2nd Sunday of Ordinary Time 2012

“What are you looking for?” That is the question that Jesus puts to the two disciples in the Gospel today. What were these two disciples of Saint John the Baptist looking for when they encountered Jesus Christ? Many of the Israelites of that day were looking for the Messiah: they were looking for the One Who would come and deliver the people of God from their enemies. Some of the Jewish people of that day initially thought that Saint John the Baptist might be the long-expected Messiah, but Saint John set them straight immediately and told the people that He was not: that One would come after Him—One Who would Baptize with fire and with the Holy Spirit.

When Jesus appeared on the bank of the Jordan that day there was already great expectation in the air on account of the Baptist’s preaching. Saint John had been preaching repentance: He called the people to turn away from sin and prepare their hearts. Many people came to hear Saint John preach and as a result of his preaching many people turned away from their sins and were filled with great hope: they were looking for the Promised Messiah to come and deliver them from their enemies.

Then, Jesus came along and Saint John pointed to Him and said: “Behold the Lamb of God, behold Him Who takes away the sins of the world.” We are all very familiar with that phrase: we hear it every time we go to Mass and we can easily take it for granted that Jesus Christ is the Lamb of God Who takes away the sins of the world. To the Jewish ear of that time, that would have been an astonishing statement. To the Jewish person of that time a lamb that took away sin was a common statement. If someone committed a serious sin in Jesus’ day a sin offering had to be made. A lamb was taken to the temple where it was slain by the priest in order that the person’s sin could be atoned for. For Saint John to say Jesus was the Lamb that would take away sin was to say that He would be slain in atonement for sin—the sin of all the world, no less—that would have been a shocking idea to those heard it. We are used to the Crucifix. We can easily take it for granted. We can walk into Church and not even notice it. But imagine what it must have been like for those two disciples to hear those words: “Behold the Lamb of God.” Essentially Saint John was telling them that man, right there, he is going to die for you and as a result of His death your sins, and the sins of everyone in the world, will be able to be washed away.
In order for one death to take away the sins of the entire world that Person must be a lot more than a mere human being. Only by virtue of His divinity, only because Jesus is God, is His death able to take away the sins of the whole world. The disciples probably didn’t understand all of that the first time they saw the Lord, but they certainly knew that this was someone they needed to know more about and so they approached Him. And He asked them “What are you looking for?” They might have been looking for a prophet; they were probably expecting the Messiah; they were certainly astounded by Saint John’s statement about Him. They didn’t answer His question, rather instead they asked Him where He was staying: they wanted to learn about Him and He invited them to follow Him.

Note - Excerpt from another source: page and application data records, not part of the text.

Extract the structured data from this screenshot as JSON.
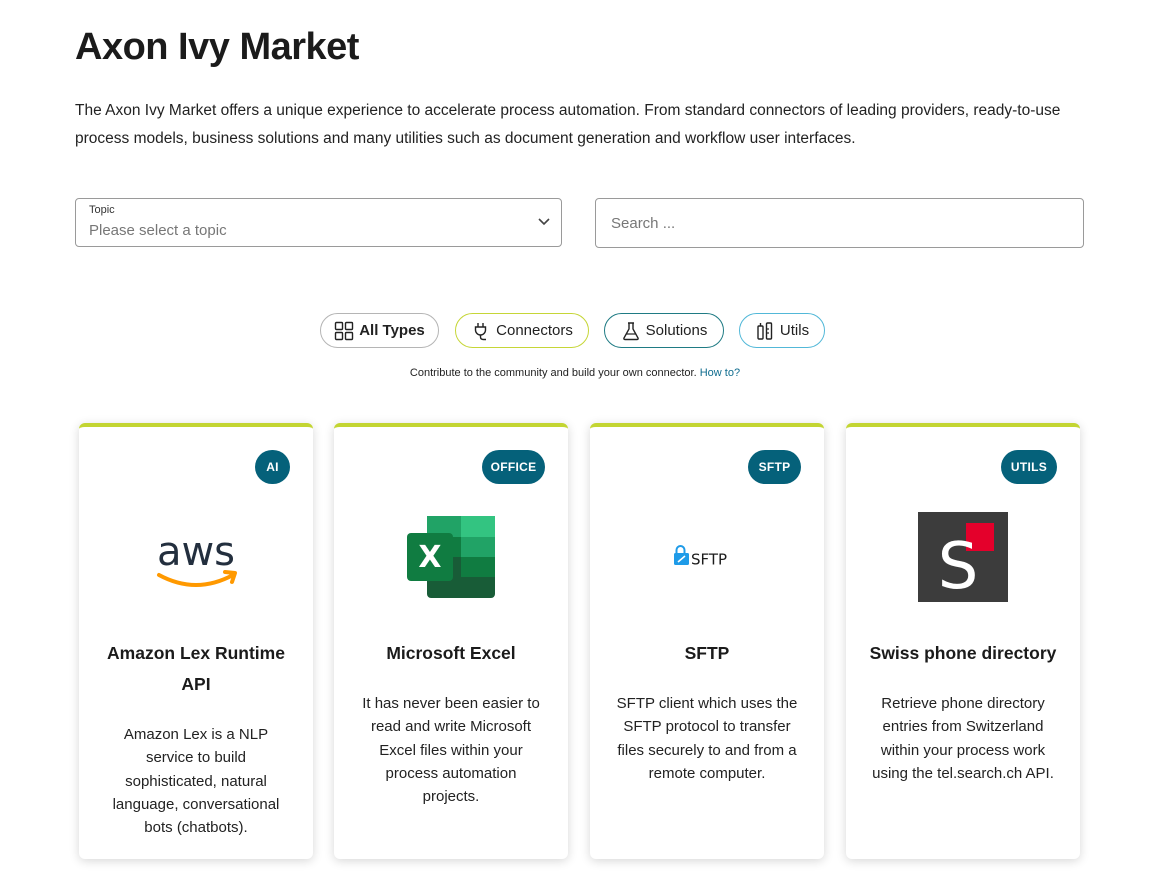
{
  "header": {
    "title": "Axon Ivy Market",
    "description": "The Axon Ivy Market offers a unique experience to accelerate process automation. From standard connectors of leading providers, ready-to-use process models, business solutions and many utilities such as document generation and workflow user interfaces."
  },
  "topic": {
    "label": "Topic",
    "placeholder": "Please select a topic"
  },
  "search": {
    "placeholder": "Search ..."
  },
  "filters": [
    {
      "label": "All Types",
      "icon": "grid-icon"
    },
    {
      "label": "Connectors",
      "icon": "plug-icon"
    },
    {
      "label": "Solutions",
      "icon": "flask-icon"
    },
    {
      "label": "Utils",
      "icon": "tools-icon"
    }
  ],
  "contribute": {
    "text": "Contribute to the community and build your own connector.",
    "link": "How to?"
  },
  "cards": [
    {
      "badge": "AI",
      "logo": "aws-logo",
      "title": "Amazon Lex Runtime API",
      "description": "Amazon Lex is a NLP service to build sophisticated, natural language, conversational bots (chatbots)."
    },
    {
      "badge": "OFFICE",
      "logo": "excel-logo",
      "title": "Microsoft Excel",
      "description": "It has never been easier to read and write Microsoft Excel files within your process automation projects."
    },
    {
      "badge": "SFTP",
      "logo": "sftp-logo",
      "title": "SFTP",
      "description": "SFTP client which uses the SFTP protocol to transfer files securely to and from a remote computer."
    },
    {
      "badge": "UTILS",
      "logo": "search-ch-logo",
      "title": "Swiss phone directory",
      "description": "Retrieve phone directory entries from Switzerland within your process work using the tel.search.ch API."
    }
  ],
  "logo_text": {
    "aws": "aws",
    "excel": "X",
    "sftp": "SFTP",
    "search_ch": "S"
  },
  "colors": {
    "accent_lime": "#c3d532",
    "badge_teal": "#05617a",
    "link": "#0f6c8e"
  }
}
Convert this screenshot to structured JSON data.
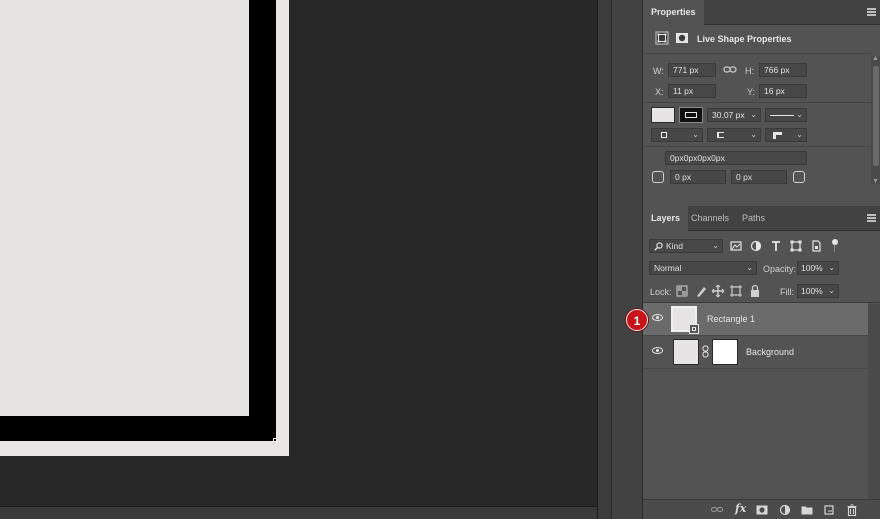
{
  "properties": {
    "tab_label": "Properties",
    "subtitle": "Live Shape Properties",
    "w_label": "W:",
    "w_value": "771 px",
    "h_label": "H:",
    "h_value": "766 px",
    "x_label": "X:",
    "x_value": "11 px",
    "y_label": "Y:",
    "y_value": "16 px",
    "stroke_width": "30.07 px",
    "corner_radii": "0px0px0px0px",
    "radius_left": "0 px",
    "radius_right": "0 px"
  },
  "layers": {
    "tabs": [
      "Layers",
      "Channels",
      "Paths"
    ],
    "filter_label": "Kind",
    "blend_mode": "Normal",
    "opacity_label": "Opacity:",
    "opacity_value": "100%",
    "lock_label": "Lock:",
    "fill_label": "Fill:",
    "fill_value": "100%",
    "items": [
      {
        "name": "Rectangle 1",
        "selected": true
      },
      {
        "name": "Background",
        "selected": false
      }
    ]
  },
  "callout_number": "1",
  "colors": {
    "panel_bg": "#535353",
    "canvas_bg": "#282828",
    "selected_row": "#6b6b6b",
    "callout": "#c8131b"
  },
  "icons": [
    "menu-icon",
    "eye-icon",
    "link-icon",
    "lock-icon",
    "search-icon",
    "fx-icon",
    "mask-icon",
    "adjustment-icon",
    "folder-icon",
    "new-layer-icon",
    "trash-icon"
  ]
}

Those disciples followed Him and they learned from Him: they witnessed His miracles and they came to believe in Him. They remained with Him and grew to love Him as their Lord; and then they were sent on a mission by Him to the ends of the earth. Whatever they were looking for, whatever they expected, they certainly did not expect all of that. Yet Jesus gave them so much more than they looked for, so much more than they hoped for, so much more than they ever could have imagined. He made them fishers of men; He told them light to be in the world; He sent them to preach the Good News to all the world and now they reign with Him in the glory of Heaven.

Jesus addresses these same words to us today: “What are you looking for?” What do you desire most in this world? What are your hopes? What are your dreams? What do you think will make you truly happy? If you answer has to do primarily with material things, I hate to tell you, but these things will not bring true, lasting happiness. We were made for God and unless we love Him above all else, we will never be truly happy. Jesus Christ invites you and me to follow Him, to remain with Him. He wants us to grow in our knowledge and love of Him. He wants you and me to be light in this world: He wants us to make Him known by our words and by our deeds. He wants us to live the Gospel in this life and to be happy with Him forever in Heaven. That is the goal and purpose of our existence and we ought to keep everything else in perspective with that end in mind. Everything in the world will disappoint us: there isn’t anything that this world has to offer that we wouldn’t eventually get bored with. It is impossible to have so many things in this world that you don’t want more: the reverse is usually true- the more you have, the more you want. God and God alone can satisfy our hearts. Let us seek Him first: let us draw near to Him and do all we can to help others come to know and love Him. By pouring ourselves out for Him and for others we will gain more than can be looked for or hoped for from this world; by seeking God first we will gain more than we can even imagine: no eye has seen, no ear has heard, our minds cannot comprehend the glory that is prepared for those who love the Lord. May we seek Him and serve Him with all of our hearts. Amen.